Also called negatron.Physics, Chemistry. an elementary particle that is a fundamental constituent of matter, having a negative charge of 1.602 × 10−19 coulombs, a mass of 9.108 × 10−31 kilograms, and spin of ½, and existing independently or as the component outside the nucleus of an atom.
Electricity. a unit of charge equal to the charge on one electron.
Origin of electron
term first suggested in 1891 by Irish physicist G. J. Stoney (1826–1911); electr(ic) + -on (from the names of charged particles, as ion, cation, anion) with perhaps accidental allusion to Greekḗlektron amber (see electric)
a stable elementary particle present in all atoms, orbiting the nucleus in numbers equal to the atomic number of the element in the neutral atom; a lepton with a negative charge of 1.602 176 462 × 10 –19 coulomb, a rest mass of 9.109 381 88 × 10 –31 kilogram, a radius of 2.817 940 285 × 10 –15 metre, and a spin of 1/2
An electron with a negative charge; the antiparticle of the positron.

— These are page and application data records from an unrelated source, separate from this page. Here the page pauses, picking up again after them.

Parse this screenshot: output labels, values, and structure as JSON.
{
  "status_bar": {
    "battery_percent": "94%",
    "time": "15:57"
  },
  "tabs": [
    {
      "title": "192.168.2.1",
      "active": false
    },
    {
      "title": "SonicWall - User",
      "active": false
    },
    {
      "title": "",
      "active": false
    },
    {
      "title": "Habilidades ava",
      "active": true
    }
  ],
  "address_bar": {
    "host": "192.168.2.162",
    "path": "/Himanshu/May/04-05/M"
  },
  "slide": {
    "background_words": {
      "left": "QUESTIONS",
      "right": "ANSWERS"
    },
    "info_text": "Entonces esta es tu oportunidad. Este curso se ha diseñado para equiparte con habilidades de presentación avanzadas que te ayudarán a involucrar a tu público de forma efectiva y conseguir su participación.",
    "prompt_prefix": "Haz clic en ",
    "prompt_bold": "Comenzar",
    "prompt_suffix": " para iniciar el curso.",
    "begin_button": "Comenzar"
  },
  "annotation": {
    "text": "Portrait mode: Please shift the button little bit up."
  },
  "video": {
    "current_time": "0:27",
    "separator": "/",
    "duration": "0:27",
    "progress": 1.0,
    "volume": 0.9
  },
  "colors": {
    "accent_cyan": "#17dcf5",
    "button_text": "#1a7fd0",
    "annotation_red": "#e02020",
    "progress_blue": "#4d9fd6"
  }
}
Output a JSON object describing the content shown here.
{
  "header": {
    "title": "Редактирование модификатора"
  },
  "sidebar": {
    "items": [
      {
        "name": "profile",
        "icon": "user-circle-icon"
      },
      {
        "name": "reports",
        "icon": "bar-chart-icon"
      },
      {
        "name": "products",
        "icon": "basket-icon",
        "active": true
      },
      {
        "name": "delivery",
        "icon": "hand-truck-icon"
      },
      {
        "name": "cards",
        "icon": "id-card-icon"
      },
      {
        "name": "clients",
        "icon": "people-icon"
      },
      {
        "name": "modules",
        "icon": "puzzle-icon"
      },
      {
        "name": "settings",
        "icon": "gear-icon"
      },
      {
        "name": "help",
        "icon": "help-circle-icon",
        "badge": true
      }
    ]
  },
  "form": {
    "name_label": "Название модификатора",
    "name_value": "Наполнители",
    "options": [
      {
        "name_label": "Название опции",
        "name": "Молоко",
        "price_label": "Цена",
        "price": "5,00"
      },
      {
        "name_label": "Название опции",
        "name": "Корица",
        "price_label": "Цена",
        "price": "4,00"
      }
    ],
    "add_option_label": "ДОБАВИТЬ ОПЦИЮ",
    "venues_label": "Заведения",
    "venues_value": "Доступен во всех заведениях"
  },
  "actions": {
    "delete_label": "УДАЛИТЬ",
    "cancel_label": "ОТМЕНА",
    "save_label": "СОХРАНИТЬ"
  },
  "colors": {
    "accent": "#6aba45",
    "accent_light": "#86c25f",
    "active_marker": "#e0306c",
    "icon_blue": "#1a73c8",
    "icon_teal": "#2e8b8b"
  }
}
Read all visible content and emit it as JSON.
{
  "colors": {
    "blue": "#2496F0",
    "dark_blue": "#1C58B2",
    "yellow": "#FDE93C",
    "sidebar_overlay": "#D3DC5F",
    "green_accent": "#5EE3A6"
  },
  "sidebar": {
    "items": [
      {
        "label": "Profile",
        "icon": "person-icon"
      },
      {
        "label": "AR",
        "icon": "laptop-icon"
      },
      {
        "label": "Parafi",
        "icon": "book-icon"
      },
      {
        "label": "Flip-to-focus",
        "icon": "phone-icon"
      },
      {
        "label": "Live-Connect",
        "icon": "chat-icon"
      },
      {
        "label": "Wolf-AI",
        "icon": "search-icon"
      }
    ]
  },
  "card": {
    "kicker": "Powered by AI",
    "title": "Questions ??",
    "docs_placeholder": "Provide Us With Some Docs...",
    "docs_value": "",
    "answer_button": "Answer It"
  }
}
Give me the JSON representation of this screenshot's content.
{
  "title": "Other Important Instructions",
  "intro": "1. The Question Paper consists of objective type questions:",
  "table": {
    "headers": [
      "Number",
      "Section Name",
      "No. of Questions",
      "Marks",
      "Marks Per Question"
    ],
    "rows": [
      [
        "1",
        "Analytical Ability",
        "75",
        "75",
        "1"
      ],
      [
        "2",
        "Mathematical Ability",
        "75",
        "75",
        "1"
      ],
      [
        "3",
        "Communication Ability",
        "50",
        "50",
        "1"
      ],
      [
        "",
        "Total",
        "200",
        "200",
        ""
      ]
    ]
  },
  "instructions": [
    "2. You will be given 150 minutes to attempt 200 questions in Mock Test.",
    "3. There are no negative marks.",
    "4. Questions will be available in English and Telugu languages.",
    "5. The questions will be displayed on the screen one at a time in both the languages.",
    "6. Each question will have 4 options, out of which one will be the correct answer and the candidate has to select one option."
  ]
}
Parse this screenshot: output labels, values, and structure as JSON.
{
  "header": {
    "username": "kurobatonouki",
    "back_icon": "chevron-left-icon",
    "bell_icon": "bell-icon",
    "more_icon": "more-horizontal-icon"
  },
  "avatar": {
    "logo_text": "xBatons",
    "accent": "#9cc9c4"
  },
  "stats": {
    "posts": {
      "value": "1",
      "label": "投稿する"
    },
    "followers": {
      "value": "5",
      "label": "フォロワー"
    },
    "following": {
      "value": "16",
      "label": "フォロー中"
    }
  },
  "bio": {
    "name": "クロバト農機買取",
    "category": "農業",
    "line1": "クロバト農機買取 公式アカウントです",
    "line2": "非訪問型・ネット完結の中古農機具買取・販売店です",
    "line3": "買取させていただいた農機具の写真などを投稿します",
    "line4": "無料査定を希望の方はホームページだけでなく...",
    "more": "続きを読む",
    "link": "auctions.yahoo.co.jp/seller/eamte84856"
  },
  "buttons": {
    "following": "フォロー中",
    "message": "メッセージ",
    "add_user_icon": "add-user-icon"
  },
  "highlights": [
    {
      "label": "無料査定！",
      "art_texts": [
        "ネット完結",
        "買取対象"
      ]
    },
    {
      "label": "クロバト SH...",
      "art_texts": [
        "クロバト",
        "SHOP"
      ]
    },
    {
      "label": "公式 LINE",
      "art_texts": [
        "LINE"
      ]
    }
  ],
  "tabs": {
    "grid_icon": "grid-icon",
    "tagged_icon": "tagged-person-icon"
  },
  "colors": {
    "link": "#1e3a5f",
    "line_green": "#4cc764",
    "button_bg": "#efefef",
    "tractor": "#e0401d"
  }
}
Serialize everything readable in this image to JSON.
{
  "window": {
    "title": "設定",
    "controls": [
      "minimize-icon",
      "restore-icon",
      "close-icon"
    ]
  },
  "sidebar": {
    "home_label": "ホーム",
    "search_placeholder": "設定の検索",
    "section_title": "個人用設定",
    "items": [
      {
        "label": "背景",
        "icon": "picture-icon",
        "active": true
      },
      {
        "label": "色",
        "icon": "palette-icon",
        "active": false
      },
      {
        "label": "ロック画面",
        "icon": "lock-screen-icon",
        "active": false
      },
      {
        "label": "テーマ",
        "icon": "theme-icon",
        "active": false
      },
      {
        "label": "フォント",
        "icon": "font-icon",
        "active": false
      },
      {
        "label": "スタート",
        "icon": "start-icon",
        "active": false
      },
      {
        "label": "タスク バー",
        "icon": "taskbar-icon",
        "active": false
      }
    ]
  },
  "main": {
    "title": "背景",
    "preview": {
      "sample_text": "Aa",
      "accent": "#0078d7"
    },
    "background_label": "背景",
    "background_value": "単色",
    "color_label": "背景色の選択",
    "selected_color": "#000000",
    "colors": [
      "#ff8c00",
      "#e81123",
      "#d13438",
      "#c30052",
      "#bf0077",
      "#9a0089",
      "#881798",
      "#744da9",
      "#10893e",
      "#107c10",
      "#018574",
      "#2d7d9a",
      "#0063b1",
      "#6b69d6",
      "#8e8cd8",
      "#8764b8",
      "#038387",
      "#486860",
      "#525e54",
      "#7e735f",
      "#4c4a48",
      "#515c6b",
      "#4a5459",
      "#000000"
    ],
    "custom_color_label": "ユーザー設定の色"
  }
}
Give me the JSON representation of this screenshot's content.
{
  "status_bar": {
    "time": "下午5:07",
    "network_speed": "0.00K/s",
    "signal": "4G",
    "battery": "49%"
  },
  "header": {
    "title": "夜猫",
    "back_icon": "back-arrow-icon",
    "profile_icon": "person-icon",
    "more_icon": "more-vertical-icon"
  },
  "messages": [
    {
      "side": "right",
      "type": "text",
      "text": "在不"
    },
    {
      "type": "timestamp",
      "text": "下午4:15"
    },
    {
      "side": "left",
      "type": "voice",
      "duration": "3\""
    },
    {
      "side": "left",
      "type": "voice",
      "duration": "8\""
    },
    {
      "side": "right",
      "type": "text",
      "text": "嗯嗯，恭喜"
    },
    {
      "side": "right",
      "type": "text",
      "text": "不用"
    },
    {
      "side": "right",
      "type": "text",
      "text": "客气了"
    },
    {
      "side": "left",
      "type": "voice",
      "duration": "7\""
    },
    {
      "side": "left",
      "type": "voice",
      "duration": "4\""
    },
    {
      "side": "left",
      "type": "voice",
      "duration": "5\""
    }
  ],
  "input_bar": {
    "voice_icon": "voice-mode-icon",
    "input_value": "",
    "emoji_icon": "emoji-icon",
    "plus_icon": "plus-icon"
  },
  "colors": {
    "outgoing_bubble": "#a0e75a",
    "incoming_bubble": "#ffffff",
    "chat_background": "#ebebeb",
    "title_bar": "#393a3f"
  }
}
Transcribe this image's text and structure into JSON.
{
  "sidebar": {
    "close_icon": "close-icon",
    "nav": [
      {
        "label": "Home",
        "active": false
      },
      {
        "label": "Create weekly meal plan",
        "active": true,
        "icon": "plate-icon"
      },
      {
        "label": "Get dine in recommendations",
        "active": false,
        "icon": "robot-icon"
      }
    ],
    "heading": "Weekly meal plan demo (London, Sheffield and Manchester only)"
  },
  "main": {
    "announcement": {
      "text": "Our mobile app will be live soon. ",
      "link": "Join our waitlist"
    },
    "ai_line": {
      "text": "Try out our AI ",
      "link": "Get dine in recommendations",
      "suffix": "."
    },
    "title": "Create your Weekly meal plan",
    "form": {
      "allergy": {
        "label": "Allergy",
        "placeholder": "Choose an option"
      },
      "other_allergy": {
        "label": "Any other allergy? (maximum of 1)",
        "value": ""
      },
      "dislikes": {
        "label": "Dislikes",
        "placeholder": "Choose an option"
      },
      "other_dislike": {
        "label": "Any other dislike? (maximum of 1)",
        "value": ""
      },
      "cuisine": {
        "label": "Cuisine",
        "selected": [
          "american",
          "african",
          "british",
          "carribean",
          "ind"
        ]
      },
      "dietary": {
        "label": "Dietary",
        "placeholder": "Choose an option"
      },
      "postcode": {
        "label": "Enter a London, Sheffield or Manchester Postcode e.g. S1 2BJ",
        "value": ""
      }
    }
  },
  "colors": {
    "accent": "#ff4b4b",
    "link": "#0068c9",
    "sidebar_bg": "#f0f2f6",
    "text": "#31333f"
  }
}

Most branches of particle physics construe each particle along with its antiparticle to be two different forms of one underlying phenomenon, and the term electron is sometimes used as a precisely such a general term, with positron and negatron referring to the forms of the electron as they are manifested in nature. See more at electron.
[ ĭ-lĕk′trŏn′ ]
A stable elementary particle in the lepton family having a mass at rest of 9.107 X 10-28 grams and a negative electric charge of approximately 1.602 X 10-19 coulombs. Electrons orbit about the positively charged nuclei of atoms in distinct orbitals of different energy levels, called shells. Electrons are the primary charge carriers in electric current. Compare positron. See also electromagnetismelementary particleion. See Table at subatomic particle.